January Mobile Technology: Meeting Tech Expectations

Trending articles this week...

Katharine Le Quesne

As we look forward to the next decade, I've been picking up the phone (I know, very retro) and meeting face to face (… yes, really) with some of the professionals who, like me, have forged a career against the backdrop of an asset heavy industry dominated by suits and on the back foot when it comes to innovation. This is the beginning of a series of interviews, paraphrasing proper conversations with people I respect. The "plat du jour" this week is role models, mentors and sponsors with an inevitable garnish of technology, product trends and climate change. Read on...

Mark Heymann

The hospitality industry is grappling with challenges that shouldn't come as a surprise to anyone: A labor shortage, demanding customers and profit pressure. At the center of these issues, managers who oversee the complexities of hotel staffing must decide how to schedule employees based on the daily needs of the business and complying with rules and regulations that impact their decisions on a daily basis. For this reason, managers need a support system designed to ensure compliance and full utilization of their labor resource. This byline will examine how technology is the solution for an optimized workforce. Read on...

Stuart Butler

There's a dirty secret in our industry that no one is talking about (at least not publicly). There are attribution thieves within our midst, and they're taking too much credit for your bookings. While I don't think that (in most cases) this is a nefarious plot, it is still causing dollars to be invested in the wrong initiatives due to the proliferation of misinformation and the use of flawed attribution models. In this article, we take a look at ways that hotel marketers can fight back by being armed with knowledge, a willingness to break out our critical-thinking hats, and calculators. Read on...

Rick Garlick

Brand extensions have always been a common part of corporate growth strategies, but have more recently expanded into the hospitality business. From retail and entertainment brands like Restoration Hardware, Taco Bell and Disney, companies from all industries are now looking into brand extensions. This article examines the implications for hospitality brand extensions, provides examples os successful integrations, explains how hotel brands can expand into the retail space, and examines the questions they need to address before doing so. Following these tips will help brands avoid being the next Blockbuster and will ensure longevity in the space. Read on...

Coming up in February 2020...

Social Media: Social Listening Tools

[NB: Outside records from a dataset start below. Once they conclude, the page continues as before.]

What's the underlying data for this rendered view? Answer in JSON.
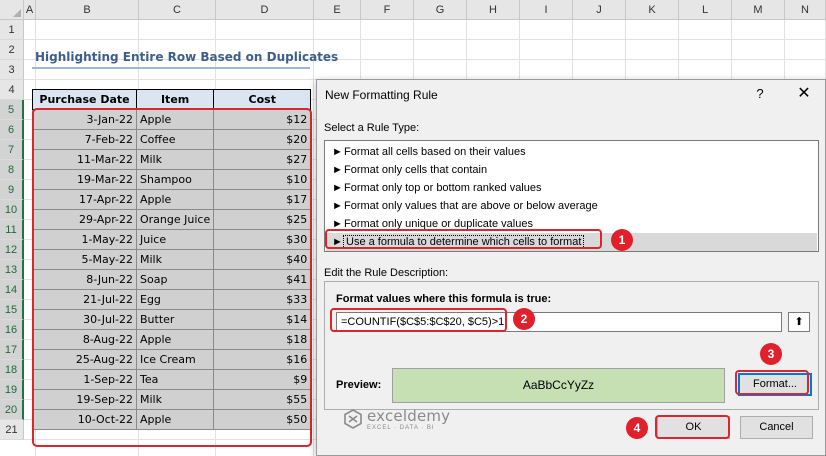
{
  "sheet": {
    "columns": [
      "A",
      "B",
      "C",
      "D",
      "E",
      "F",
      "G",
      "H",
      "I",
      "J",
      "K",
      "L",
      "M",
      "N"
    ],
    "rows": [
      "1",
      "2",
      "3",
      "4",
      "5",
      "6",
      "7",
      "8",
      "9",
      "10",
      "11",
      "12",
      "13",
      "14",
      "15",
      "16",
      "17",
      "18",
      "19",
      "20",
      "21"
    ],
    "title": "Highlighting Entire Row Based on Duplicates",
    "headers": [
      "Purchase Date",
      "Item",
      "Cost"
    ],
    "data": [
      [
        "3-Jan-22",
        "Apple",
        "$12"
      ],
      [
        "7-Feb-22",
        "Coffee",
        "$20"
      ],
      [
        "11-Mar-22",
        "Milk",
        "$27"
      ],
      [
        "19-Mar-22",
        "Shampoo",
        "$10"
      ],
      [
        "17-Apr-22",
        "Apple",
        "$17"
      ],
      [
        "29-Apr-22",
        "Orange Juice",
        "$25"
      ],
      [
        "1-May-22",
        "Juice",
        "$30"
      ],
      [
        "5-May-22",
        "Milk",
        "$40"
      ],
      [
        "8-Jun-22",
        "Soap",
        "$41"
      ],
      [
        "21-Jul-22",
        "Egg",
        "$33"
      ],
      [
        "30-Jul-22",
        "Butter",
        "$14"
      ],
      [
        "8-Aug-22",
        "Apple",
        "$18"
      ],
      [
        "25-Aug-22",
        "Ice Cream",
        "$16"
      ],
      [
        "1-Sep-22",
        "Tea",
        "$9"
      ],
      [
        "19-Sep-22",
        "Milk",
        "$55"
      ],
      [
        "10-Oct-22",
        "Apple",
        "$50"
      ]
    ]
  },
  "dialog": {
    "title": "New Formatting Rule",
    "help": "?",
    "close": "✕",
    "select_label": "Select a Rule Type:",
    "rule_arrow": "►",
    "rule_types": [
      "Format all cells based on their values",
      "Format only cells that contain",
      "Format only top or bottom ranked values",
      "Format only values that are above or below average",
      "Format only unique or duplicate values",
      "Use a formula to determine which cells to format"
    ],
    "edit_label": "Edit the Rule Description:",
    "formula_label": "Format values where this formula is true:",
    "formula": "=COUNTIF($C$5:$C$20, $C5)>1",
    "collapse_icon": "⬆",
    "preview_label": "Preview:",
    "preview_text": "AaBbCcYyZz",
    "format_button": "Format...",
    "ok_button": "OK",
    "cancel_button": "Cancel"
  },
  "steps": [
    "1",
    "2",
    "3",
    "4"
  ],
  "watermark": {
    "name": "exceldemy",
    "tagline": "EXCEL · DATA · BI"
  },
  "colors": {
    "highlight": "#d9262f",
    "preview_fill": "#c6e0b4",
    "selected_cells": "#d0d0d0",
    "header_fill": "#dbe5f1"
  }
}
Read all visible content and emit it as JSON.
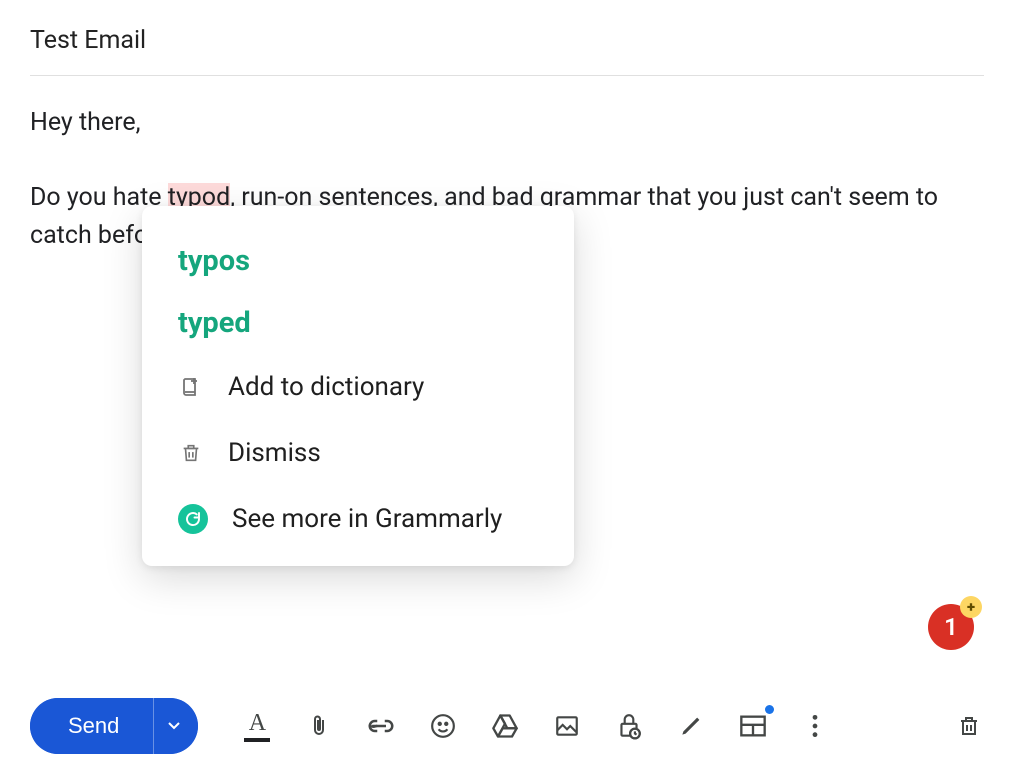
{
  "compose": {
    "subject": "Test Email",
    "body_pre": "Hey there,",
    "body_line_prefix": "Do you hate ",
    "typo_word": "typod",
    "body_line_mid": ", run-on sentences, and bad grammar that you just can't seem to",
    "body_line_wrap": "catch befo"
  },
  "grammarly_popup": {
    "suggestions": [
      "typos",
      "typed"
    ],
    "add_dictionary_label": "Add to dictionary",
    "dismiss_label": "Dismiss",
    "see_more_label": "See more in Grammarly"
  },
  "error_badge": {
    "count": "1",
    "plus": "+"
  },
  "toolbar": {
    "send_label": "Send",
    "format_letter": "A",
    "icons": {
      "attach": "paperclip-icon",
      "link": "link-icon",
      "emoji": "emoji-icon",
      "drive": "drive-icon",
      "image": "image-icon",
      "confidential": "lock-clock-icon",
      "signature": "pen-icon",
      "layout": "layout-icon",
      "more": "more-vertical-icon",
      "discard": "trash-icon"
    }
  }
}
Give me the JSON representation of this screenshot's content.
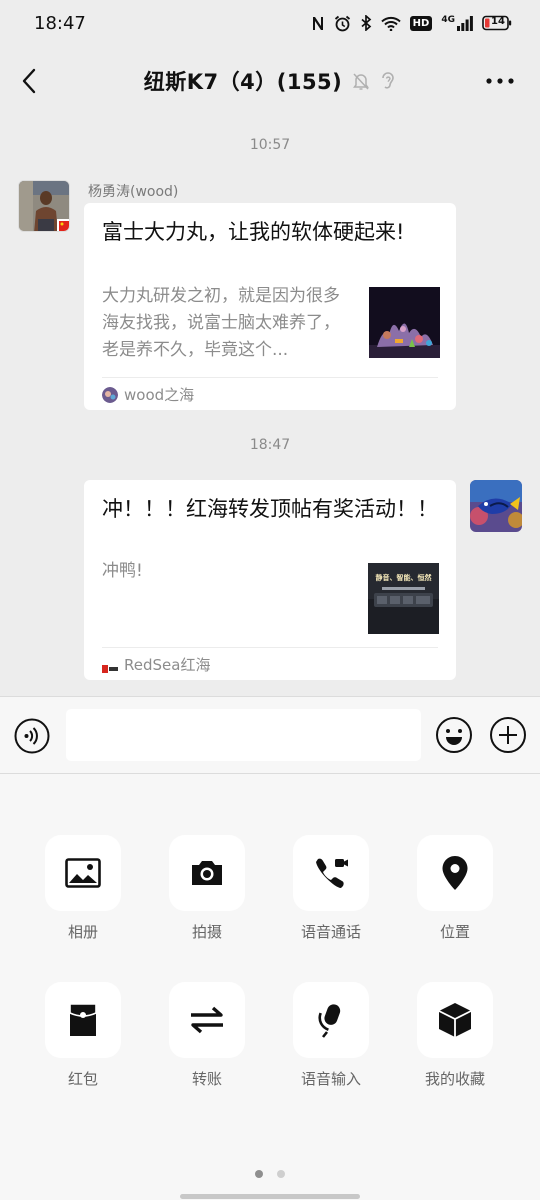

The reach and influence of social media is staggering. Nearly 3 billion people use social media daily, posting a range of messages, selfies, images, and everything in-between. According to HubSpot, almost 4 million posts are uploaded to the major social networks every single minute! That's an astounding amount of content and it is crucial for hotels to skillfully use social media in order to effectively compete. From establishing a suitable brand identity and voice to creating content across all the major networks (Facebook, Twitter, Instagram, Pinterest, etc.), the goal is to actively engage consumers and to eventually convert them to customers. Some hotels are initiating online contests as a way to attract new customers, while others are rewarding customers with discounts who subscribe to the their email lists or follow their social media pages. Another recent strategy is to employ social media listening tools that track what people are posting online about their businesses. These tools allow hotels to monitor - or listen to - what's being said about a brand across the entire social web, and this can prove to be very valuable, unfiltered information. Social listening permits hotels to be aware of people's opinions about their business, industry or competitors, and some of these tools even listen beyond social media platforms. They also monitor publicly available information on blogs, forums, news outlets and websites. Some listening tools are more focused on gathering and analyzing data, while others offer more engagement-oriented features, which allow hotels to interact with people right from the platform. Often the information that is gleaned from these listening tools ends up being the most authentic, unbiased insights a business can get. The February Hotel Business Review will document what some hotels are doing to successfully integrate social media strategies into their operations.